### WORK INSTRUCTION
Say how many lines in the records contain "glyph". The reply must consist of the number alone.
── DATA SUPPLIED
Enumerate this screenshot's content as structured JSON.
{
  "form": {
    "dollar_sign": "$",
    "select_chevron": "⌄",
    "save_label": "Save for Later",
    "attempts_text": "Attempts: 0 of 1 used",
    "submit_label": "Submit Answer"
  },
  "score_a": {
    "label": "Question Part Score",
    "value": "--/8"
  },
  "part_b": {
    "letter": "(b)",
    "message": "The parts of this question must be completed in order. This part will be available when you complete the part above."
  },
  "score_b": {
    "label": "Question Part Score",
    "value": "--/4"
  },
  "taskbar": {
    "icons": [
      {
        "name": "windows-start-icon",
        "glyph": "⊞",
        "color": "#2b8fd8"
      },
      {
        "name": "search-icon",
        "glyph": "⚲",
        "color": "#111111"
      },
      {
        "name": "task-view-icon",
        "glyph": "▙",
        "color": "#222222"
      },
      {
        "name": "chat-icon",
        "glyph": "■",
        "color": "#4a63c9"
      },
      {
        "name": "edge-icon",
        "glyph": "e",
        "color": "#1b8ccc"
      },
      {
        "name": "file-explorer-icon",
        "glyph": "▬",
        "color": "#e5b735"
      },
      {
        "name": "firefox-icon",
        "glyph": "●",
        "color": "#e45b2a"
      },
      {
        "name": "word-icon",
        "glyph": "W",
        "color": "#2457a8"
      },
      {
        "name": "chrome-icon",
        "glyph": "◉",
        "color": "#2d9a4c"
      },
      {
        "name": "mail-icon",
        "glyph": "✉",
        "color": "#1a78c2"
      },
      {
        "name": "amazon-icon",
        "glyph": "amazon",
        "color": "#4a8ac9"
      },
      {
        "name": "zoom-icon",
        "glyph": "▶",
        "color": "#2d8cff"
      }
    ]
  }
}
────
### WRITTEN ANSWER
12